The Denver Broncos and Patriots both began the season 3-3, and any serious frustrations and concerns fans here or in the Colorado area code had six weeks into the season -- Can Peyton Manning still throw downfield? Can the Patriots cover anyone? -- should have long since given way to the optimism that comes from victorious Sunday after victorious Sunday, right up until you find your team is a favorite in The Tournament.
We shouldn't have drawn conclusions early in the season, and we probably should not now. But man, the foreshadowing of the final scenes are tough to ignore on this morning after the final Sunday of the regular season, one in which the Broncos and Patriots locked up the respective Nos. 1 and 2 seeds with impressive authority.

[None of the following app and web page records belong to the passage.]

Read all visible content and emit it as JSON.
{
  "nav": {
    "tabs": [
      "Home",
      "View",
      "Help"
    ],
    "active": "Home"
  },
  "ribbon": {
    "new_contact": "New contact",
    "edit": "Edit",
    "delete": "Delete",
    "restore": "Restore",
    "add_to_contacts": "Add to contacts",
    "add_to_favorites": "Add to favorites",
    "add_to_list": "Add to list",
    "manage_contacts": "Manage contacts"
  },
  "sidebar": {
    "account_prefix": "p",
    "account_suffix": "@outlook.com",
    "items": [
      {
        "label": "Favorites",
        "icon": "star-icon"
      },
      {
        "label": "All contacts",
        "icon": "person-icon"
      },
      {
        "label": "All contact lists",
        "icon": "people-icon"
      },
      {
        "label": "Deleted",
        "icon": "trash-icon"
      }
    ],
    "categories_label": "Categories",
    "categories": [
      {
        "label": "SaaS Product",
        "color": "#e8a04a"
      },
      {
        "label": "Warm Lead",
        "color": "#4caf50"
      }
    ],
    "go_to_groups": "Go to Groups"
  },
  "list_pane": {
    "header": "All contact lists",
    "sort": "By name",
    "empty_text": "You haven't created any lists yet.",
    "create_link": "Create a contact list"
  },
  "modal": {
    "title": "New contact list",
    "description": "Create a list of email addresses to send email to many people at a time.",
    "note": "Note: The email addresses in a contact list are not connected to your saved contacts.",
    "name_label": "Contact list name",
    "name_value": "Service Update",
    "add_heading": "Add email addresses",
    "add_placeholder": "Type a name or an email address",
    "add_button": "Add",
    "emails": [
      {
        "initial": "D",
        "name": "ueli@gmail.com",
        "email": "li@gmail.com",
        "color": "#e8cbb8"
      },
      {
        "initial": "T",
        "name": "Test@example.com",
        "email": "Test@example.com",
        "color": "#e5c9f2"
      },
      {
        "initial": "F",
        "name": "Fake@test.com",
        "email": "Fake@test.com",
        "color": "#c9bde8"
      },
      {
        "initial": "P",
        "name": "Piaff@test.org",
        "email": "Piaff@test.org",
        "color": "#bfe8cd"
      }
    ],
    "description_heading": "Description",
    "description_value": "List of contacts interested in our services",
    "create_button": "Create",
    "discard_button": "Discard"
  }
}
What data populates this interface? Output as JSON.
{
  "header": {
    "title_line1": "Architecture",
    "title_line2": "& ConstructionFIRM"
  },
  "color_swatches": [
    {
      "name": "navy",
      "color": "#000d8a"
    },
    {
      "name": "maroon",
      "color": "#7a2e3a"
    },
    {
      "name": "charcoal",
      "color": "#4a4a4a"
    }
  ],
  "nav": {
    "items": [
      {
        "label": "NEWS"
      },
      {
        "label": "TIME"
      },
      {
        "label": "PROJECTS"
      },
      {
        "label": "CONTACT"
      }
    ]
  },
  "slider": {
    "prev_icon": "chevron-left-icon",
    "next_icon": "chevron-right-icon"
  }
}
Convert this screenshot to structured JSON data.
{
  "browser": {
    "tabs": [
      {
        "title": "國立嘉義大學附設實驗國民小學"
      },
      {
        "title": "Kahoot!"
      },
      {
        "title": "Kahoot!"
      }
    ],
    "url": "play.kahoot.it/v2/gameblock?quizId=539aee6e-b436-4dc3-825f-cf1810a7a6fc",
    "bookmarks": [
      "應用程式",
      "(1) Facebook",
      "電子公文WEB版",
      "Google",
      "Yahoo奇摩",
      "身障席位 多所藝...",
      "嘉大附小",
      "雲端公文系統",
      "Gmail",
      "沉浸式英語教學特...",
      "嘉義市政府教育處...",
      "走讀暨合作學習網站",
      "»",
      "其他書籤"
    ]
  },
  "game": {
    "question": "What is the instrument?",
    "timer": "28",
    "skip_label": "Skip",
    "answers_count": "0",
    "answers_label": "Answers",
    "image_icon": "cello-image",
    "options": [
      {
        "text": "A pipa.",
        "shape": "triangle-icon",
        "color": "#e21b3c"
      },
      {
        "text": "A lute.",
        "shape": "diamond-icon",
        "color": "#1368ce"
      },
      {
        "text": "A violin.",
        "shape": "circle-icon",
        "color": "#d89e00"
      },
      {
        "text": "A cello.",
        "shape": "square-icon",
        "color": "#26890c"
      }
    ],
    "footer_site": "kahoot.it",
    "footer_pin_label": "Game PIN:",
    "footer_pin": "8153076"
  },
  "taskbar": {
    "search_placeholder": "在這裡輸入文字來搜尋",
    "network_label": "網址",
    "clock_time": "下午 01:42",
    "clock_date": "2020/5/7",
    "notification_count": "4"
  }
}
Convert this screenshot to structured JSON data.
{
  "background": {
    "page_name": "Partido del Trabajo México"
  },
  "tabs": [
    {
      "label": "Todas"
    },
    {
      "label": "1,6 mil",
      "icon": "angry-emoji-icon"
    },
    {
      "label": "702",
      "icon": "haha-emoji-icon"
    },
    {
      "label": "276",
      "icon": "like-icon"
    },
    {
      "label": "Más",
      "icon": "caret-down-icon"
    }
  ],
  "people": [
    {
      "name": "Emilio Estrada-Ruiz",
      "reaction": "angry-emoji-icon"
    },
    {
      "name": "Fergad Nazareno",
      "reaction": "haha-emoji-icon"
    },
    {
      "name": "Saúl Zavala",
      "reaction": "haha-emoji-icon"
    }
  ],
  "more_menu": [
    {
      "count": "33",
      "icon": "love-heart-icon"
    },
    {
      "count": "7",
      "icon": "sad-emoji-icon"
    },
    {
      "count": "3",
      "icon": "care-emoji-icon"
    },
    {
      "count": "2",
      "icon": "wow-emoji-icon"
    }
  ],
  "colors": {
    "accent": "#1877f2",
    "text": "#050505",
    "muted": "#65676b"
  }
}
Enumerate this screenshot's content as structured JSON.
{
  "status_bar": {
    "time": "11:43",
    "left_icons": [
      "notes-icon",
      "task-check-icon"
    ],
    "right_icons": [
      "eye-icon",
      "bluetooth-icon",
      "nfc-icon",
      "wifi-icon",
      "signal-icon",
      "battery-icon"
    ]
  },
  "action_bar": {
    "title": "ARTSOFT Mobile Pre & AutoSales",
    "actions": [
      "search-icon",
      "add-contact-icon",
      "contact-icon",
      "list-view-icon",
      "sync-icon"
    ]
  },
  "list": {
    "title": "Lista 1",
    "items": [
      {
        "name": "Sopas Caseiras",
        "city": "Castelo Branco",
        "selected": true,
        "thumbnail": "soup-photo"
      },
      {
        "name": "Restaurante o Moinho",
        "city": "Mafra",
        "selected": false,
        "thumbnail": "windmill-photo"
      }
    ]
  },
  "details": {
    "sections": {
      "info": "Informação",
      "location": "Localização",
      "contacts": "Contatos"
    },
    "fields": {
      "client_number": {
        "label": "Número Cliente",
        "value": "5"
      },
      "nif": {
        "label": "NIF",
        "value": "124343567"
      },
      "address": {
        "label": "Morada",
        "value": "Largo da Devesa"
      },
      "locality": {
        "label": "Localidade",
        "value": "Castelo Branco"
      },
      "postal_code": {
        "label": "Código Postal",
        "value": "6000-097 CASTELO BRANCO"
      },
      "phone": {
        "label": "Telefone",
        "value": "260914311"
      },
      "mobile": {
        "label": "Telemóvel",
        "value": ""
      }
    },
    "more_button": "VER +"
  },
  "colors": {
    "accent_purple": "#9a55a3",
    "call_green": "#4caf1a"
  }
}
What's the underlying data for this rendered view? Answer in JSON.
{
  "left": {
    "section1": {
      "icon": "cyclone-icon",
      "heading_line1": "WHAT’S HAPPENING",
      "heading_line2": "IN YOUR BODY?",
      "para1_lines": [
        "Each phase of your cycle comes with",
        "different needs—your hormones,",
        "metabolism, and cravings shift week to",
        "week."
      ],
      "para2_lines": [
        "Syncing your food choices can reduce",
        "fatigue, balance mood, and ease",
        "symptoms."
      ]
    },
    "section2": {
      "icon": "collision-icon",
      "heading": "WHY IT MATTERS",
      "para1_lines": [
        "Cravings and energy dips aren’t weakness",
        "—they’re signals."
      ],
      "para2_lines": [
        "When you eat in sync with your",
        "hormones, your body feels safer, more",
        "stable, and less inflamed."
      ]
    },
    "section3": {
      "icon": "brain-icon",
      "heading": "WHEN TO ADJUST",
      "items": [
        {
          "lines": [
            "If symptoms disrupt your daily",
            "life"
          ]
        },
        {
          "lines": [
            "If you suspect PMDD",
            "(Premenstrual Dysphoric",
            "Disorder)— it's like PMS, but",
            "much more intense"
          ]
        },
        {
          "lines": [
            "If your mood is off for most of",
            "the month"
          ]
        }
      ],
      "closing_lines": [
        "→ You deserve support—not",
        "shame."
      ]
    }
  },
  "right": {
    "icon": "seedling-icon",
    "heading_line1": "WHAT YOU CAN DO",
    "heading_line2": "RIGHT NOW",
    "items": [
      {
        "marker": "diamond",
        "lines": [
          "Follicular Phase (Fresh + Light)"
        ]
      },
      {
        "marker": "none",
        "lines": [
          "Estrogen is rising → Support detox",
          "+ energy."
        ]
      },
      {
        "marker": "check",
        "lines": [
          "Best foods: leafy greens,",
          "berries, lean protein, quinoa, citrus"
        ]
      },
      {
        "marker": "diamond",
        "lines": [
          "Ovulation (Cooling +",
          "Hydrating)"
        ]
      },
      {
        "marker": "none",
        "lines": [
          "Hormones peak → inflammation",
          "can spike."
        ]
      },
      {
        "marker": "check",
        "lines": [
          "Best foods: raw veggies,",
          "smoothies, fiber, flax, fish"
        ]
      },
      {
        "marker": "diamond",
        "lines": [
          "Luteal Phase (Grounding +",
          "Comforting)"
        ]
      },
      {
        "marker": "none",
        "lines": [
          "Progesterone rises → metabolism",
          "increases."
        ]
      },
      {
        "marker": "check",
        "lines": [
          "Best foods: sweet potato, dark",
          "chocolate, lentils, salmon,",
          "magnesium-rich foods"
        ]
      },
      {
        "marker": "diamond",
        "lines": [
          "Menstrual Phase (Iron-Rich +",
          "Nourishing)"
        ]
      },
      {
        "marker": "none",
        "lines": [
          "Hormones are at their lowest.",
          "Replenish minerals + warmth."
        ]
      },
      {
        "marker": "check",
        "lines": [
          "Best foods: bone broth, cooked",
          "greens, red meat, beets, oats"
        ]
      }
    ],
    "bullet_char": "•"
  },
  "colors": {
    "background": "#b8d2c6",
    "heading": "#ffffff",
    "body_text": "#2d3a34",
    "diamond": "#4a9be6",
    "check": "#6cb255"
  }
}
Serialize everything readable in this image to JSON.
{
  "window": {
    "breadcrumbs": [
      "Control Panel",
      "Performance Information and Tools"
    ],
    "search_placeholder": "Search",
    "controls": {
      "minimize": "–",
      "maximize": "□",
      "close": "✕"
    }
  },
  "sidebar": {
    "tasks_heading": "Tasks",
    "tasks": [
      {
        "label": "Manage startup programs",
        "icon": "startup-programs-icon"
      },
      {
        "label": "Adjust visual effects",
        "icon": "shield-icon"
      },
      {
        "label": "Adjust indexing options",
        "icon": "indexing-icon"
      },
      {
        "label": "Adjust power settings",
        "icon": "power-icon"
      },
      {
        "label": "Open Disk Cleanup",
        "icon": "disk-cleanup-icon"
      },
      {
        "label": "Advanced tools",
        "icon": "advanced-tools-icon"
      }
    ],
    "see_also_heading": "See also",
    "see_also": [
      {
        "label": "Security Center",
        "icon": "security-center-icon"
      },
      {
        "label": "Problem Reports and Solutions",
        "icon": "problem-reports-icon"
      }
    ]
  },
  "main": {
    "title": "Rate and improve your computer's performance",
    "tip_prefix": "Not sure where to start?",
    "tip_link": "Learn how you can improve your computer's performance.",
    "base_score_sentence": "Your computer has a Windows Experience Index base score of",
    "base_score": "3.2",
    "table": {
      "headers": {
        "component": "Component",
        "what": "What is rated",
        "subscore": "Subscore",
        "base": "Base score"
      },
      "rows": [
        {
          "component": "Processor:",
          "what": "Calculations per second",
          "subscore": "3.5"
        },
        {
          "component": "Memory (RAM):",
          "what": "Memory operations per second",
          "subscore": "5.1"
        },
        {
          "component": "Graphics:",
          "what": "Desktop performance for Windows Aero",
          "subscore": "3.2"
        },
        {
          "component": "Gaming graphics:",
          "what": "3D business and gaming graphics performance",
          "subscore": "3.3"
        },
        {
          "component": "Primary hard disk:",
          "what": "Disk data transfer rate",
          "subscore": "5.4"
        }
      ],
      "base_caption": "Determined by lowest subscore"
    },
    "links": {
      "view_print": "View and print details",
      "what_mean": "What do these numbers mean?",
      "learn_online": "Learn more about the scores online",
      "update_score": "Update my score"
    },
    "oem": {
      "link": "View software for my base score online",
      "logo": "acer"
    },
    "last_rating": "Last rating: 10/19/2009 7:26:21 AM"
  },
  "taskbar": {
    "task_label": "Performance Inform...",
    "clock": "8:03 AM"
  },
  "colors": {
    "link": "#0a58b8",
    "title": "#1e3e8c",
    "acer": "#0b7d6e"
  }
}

Right now, it is impossible to resist envisioning how at the least the early stages of the postseason will play out. So how about we allow the Patriots to avoid any more bumps and bruises, breeze past the ancillary details and warmup acts, and just skip ahead to January 20 at Sports Authority Stadium and the inevitable AFC Championship Game classic-in-waiting with Manning and the Broncos?
I know, I know, we're not supposed to think that way, let alone say it or put it in print. One game at a time and all that. And Patriots players surely have been trained to know better than to even consider looking past the bye week, let alone the Texans, Ravens, or Colts, their potential AFC Divisional Playoff opponents. If Brady has had a thought about another duel with Manning, his generational and historic rival, surely it was a fleeting one.
The Patriots must focus on the task at hand, which is simultaneously getting as healthy as possible over the next two weeks -- can we now acknowledge that the bye is essential for this talented but hobbling team? -- while preparing for that yet-to-be-determined opponent. But for us, the couch-bound commentariat, looking ahead is an enjoyable temptation, especially after pretty much everything save for a Broncos loss to the Chiefs -- a wish ultimately too unrealistic to be fulfilled -- went according to plan Sunday.
The top-seeded Texans lost to the inspired Colts, and Gary Kubiak's Chargers-soft team has been reeling since its 28-point loss to the Patriots roughly a month ago. I suspect those infamous lettermen jackets, given the team's 1-3 record since their unveiling, will end up in the bonfire at the next pep rally. There was even some satisfaction to be found in the NFC, where the Giants, those two-time Super Bowl spoilers, were eliminated.
All right, in the here and now, you have to feel good about the state of the Patriots. The 28-0 shutout of the shivering Dolphins was one of those encouraging, empowering regular-season finales, somewhat reminiscent of the 38-6 rout of the hapless Panthers in 2001, the 31-0 vengeful whitewashing of the Bills in '03, or even the methodical 21-7 win over the Niners in '04. It's just the way a championship aspirer is supposed to end the regular season, with a tune-up to make sure all parts of the machine are working in unison.
Coming off a sluggish win over lowly Jacksonville that left Brady infuriated, the Patriots were all business Sunday. It felt like they were constantly on the Miami 30-yard-line or so and threatening, and you saw what you needed to see. The One-Armed Gronk returned after a five-week absence, making his first catch midway through the first quarter and opening up the field for others as only he does for a Wes Welker scoring grab seconds later. It was great to see him again.
Stevan Ridley ran for two scores and didn't put the ball on the ground, encouraging signs given his tough and skilled running style is going to be crucial to postseason success. Danny Woodhead capped a truly excellent season with another strong performance (eight touches on offense, 97 yards), and oncoming Justin Francis led a shorthanded-but-swarming defense with three sacks, which is 0.5 less than Mark Anderson and Andre Carter had combined all season.
The only aggravation was that ultimate NFL equalizer -- an injury to a key player. While Jim Nantz and Phil Simms prattled on about seeding and Dolphins kicker Nate Kaeding warmed up for one of his traditional late-season misses, Patriots fans held their collective breath as Rob Ninkovich, who is just now gaining national notice for all of the Vrabelian things he does, had to be be helped off the field with what the team said was hip injury.
Here's hoping the bye week helps his recovery, because the challenge would be tougher without him. But barring catastrophe, I still believe the Patriots will meet it. I've felt for several weeks now that this would be another Super Bowl season. I still do. Now we just know the route. It begins two weeks from now in Foxborough and it goes through Denver.
It should be noted that this the first time the Broncos and the Patriots have entered the playoffs 1-2 since the '96 postseason. The Patriots advanced to New Orleans that year. Sixteen seasons later -- and 11 after the first championship of this historic run was secured on the same site -- they will again.
Not that we're getting ahead of ourselves or anything.
About Touching All The Bases
Irreverence and insight from Chad Finn, a Globe/Boston.com sports writer and media columnist. A winner of several national and regional writing awards, he is the founder and sole contributor to the TATB blog, which launched in December 2004. Yes, he realizes how lucky he is.